Items from a data source
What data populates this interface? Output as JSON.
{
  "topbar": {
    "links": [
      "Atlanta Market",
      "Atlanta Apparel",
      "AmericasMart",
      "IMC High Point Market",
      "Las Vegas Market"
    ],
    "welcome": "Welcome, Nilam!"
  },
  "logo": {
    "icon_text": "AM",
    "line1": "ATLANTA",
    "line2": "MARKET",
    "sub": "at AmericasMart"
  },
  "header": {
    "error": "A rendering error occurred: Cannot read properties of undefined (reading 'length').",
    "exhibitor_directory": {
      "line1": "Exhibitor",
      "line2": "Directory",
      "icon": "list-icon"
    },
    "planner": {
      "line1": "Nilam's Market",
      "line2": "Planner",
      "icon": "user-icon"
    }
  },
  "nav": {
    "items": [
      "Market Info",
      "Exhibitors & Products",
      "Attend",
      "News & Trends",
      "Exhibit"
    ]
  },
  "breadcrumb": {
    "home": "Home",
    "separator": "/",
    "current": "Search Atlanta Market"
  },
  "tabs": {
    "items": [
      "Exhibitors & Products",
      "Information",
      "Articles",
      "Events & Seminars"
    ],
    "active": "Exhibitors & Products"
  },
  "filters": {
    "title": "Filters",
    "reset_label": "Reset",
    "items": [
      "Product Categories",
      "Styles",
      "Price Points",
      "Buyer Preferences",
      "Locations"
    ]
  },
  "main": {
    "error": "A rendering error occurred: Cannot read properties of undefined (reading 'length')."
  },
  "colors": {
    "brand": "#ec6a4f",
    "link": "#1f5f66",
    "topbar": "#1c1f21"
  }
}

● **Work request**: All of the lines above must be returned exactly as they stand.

● **Your response**:
What data populates this interface? Output as JSON.
{
  "topbar": {
    "links": [
      "Atlanta Market",
      "Atlanta Apparel",
      "AmericasMart",
      "IMC High Point Market",
      "Las Vegas Market"
    ],
    "welcome": "Welcome, Nilam!"
  },
  "logo": {
    "icon_text": "AM",
    "line1": "ATLANTA",
    "line2": "MARKET",
    "sub": "at AmericasMart"
  },
  "header": {
    "error": "A rendering error occurred: Cannot read properties of undefined (reading 'length').",
    "exhibitor_directory": {
      "line1": "Exhibitor",
      "line2": "Directory",
      "icon": "list-icon"
    },
    "planner": {
      "line1": "Nilam's Market",
      "line2": "Planner",
      "icon": "user-icon"
    }
  },
  "nav": {
    "items": [
      "Market Info",
      "Exhibitors & Products",
      "Attend",
      "News & Trends",
      "Exhibit"
    ]
  },
  "breadcrumb": {
    "home": "Home",
    "separator": "/",
    "current": "Search Atlanta Market"
  },
  "tabs": {
    "items": [
      "Exhibitors & Products",
      "Information",
      "Articles",
      "Events & Seminars"
    ],
    "active": "Exhibitors & Products"
  },
  "filters": {
    "title": "Filters",
    "reset_label": "Reset",
    "items": [
      "Product Categories",
      "Styles",
      "Price Points",
      "Buyer Preferences",
      "Locations"
    ]
  },
  "main": {
    "error": "A rendering error occurred: Cannot read properties of undefined (reading 'length')."
  },
  "colors": {
    "brand": "#ec6a4f",
    "link": "#1f5f66",
    "topbar": "#1c1f21"
  }
}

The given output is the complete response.